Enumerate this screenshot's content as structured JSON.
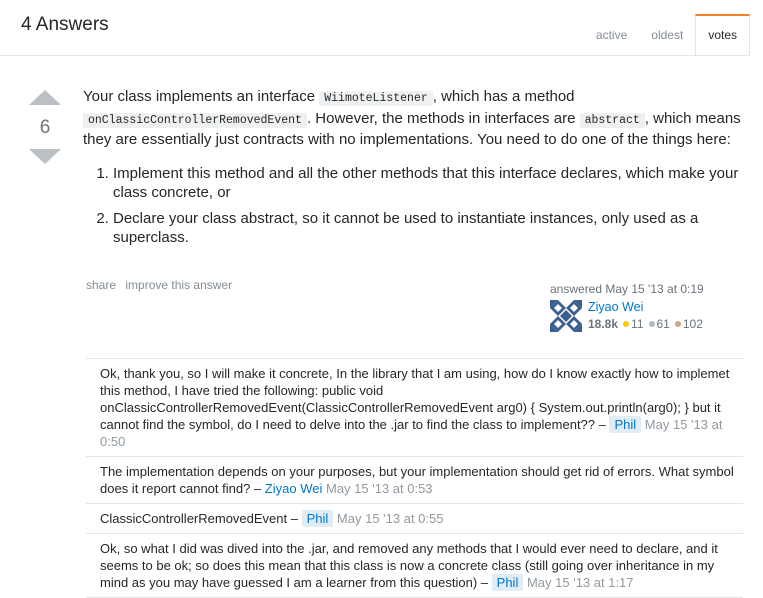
{
  "header": {
    "title": "4 Answers",
    "tabs": [
      "active",
      "oldest",
      "votes"
    ]
  },
  "vote": {
    "count": "6"
  },
  "answer": {
    "p_parts": [
      "Your class implements an interface ",
      "WiimoteListener",
      ", which has a method ",
      "onClassicControllerRemovedEvent",
      ". However, the methods in interfaces are ",
      "abstract",
      ", which means they are essentially just contracts with no implementations. You need to do one of the things here:"
    ],
    "list": [
      "Implement this method and all the other methods that this interface declares, which make your class concrete, or",
      "Declare your class abstract, so it cannot be used to instantiate instances, only used as a superclass."
    ]
  },
  "post_menu": {
    "share": "share",
    "improve": "improve this answer"
  },
  "signature": {
    "action_time": "answered May 15 '13 at 0:19",
    "username": "Ziyao Wei",
    "reputation": "18.8k",
    "gold": "11",
    "silver": "61",
    "bronze": "102",
    "colors": {
      "gold": "#ffcc01",
      "silver": "#b4b8bc",
      "bronze": "#d1a684"
    }
  },
  "comments": [
    {
      "text": "Ok, thank you, so I will make it concrete, In the library that I am using, how do I know exactly how to implemet this method, I have tried the following: public void onClassicControllerRemovedEvent(ClassicControllerRemovedEvent arg0) { System.out.println(arg0); } but it cannot find the symbol, do I need to delve into the .jar to find the class to implement?? –",
      "user": "Phil",
      "date": "May 15 '13 at 0:50"
    },
    {
      "text": "The implementation depends on your purposes, but your implementation should get rid of errors. What symbol does it report cannot find? –",
      "user": "Ziyao Wei",
      "date": "May 15 '13 at 0:53"
    },
    {
      "text": "ClassicControllerRemovedEvent –",
      "user": "Phil",
      "date": "May 15 '13 at 0:55"
    },
    {
      "text": "Ok, so what I did was dived into the .jar, and removed any methods that I would ever need to declare, and it seems to be ok; so does this mean that this class is now a concrete class (still going over inheritance in my mind as you may have guessed I am a learner from this question) –",
      "user": "Phil",
      "date": "May 15 '13 at 1:17"
    }
  ]
}
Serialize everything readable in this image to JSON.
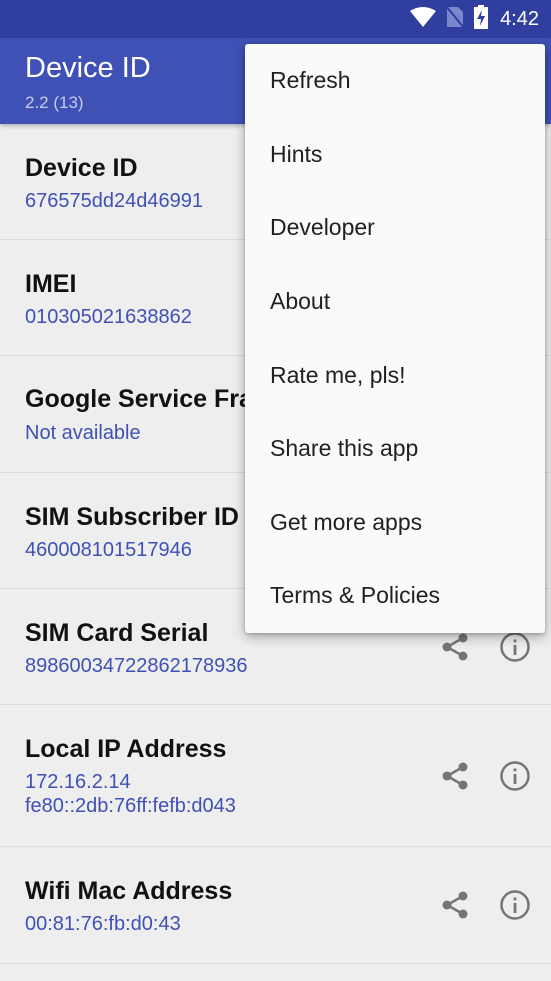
{
  "status_bar": {
    "time": "4:42",
    "icons": [
      "wifi-icon",
      "no-sim-icon",
      "battery-charging-icon"
    ]
  },
  "app_bar": {
    "title": "Device ID",
    "subtitle": "2.2 (13)"
  },
  "list": [
    {
      "title": "Device ID",
      "value": "676575dd24d46991"
    },
    {
      "title": "IMEI",
      "value": "010305021638862"
    },
    {
      "title": "Google Service Framework",
      "value": "Not available"
    },
    {
      "title": "SIM Subscriber ID",
      "value": "460008101517946"
    },
    {
      "title": "SIM Card Serial",
      "value": "89860034722862178936"
    },
    {
      "title": "Local IP Address",
      "value": "172.16.2.14\nfe80::2db:76ff:fefb:d043"
    },
    {
      "title": "Wifi Mac Address",
      "value": "00:81:76:fb:d0:43"
    }
  ],
  "row_actions": {
    "share": "share-icon",
    "info": "info-icon"
  },
  "overflow_menu": {
    "items": [
      "Refresh",
      "Hints",
      "Developer",
      "About",
      "Rate me, pls!",
      "Share this app",
      "Get more apps",
      "Terms & Policies"
    ]
  },
  "colors": {
    "primary_dark": "#303f9f",
    "primary": "#3f51b5",
    "value_text": "#3f51b5",
    "background": "#eeeeee",
    "menu_background": "#fafafa"
  }
}
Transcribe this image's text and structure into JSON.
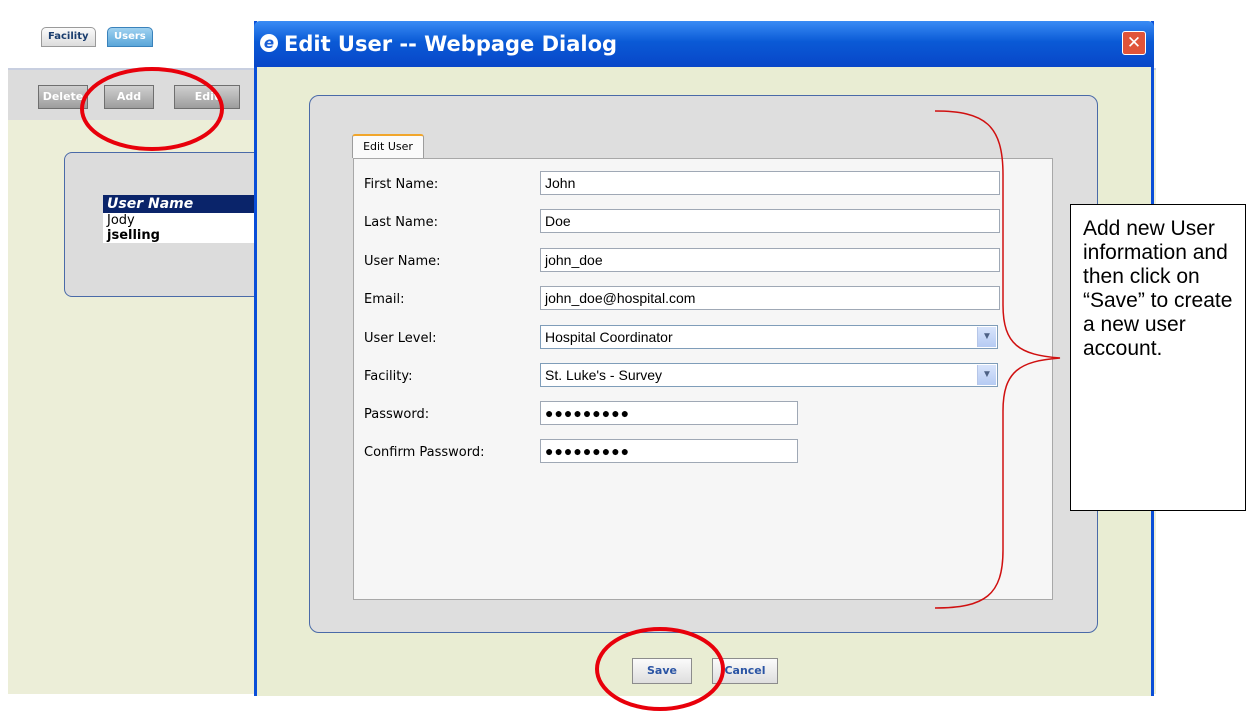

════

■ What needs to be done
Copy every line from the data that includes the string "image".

■ Output
Serialize everything readable in this image to JSON.
Transcribe this image's text and structure into JSON.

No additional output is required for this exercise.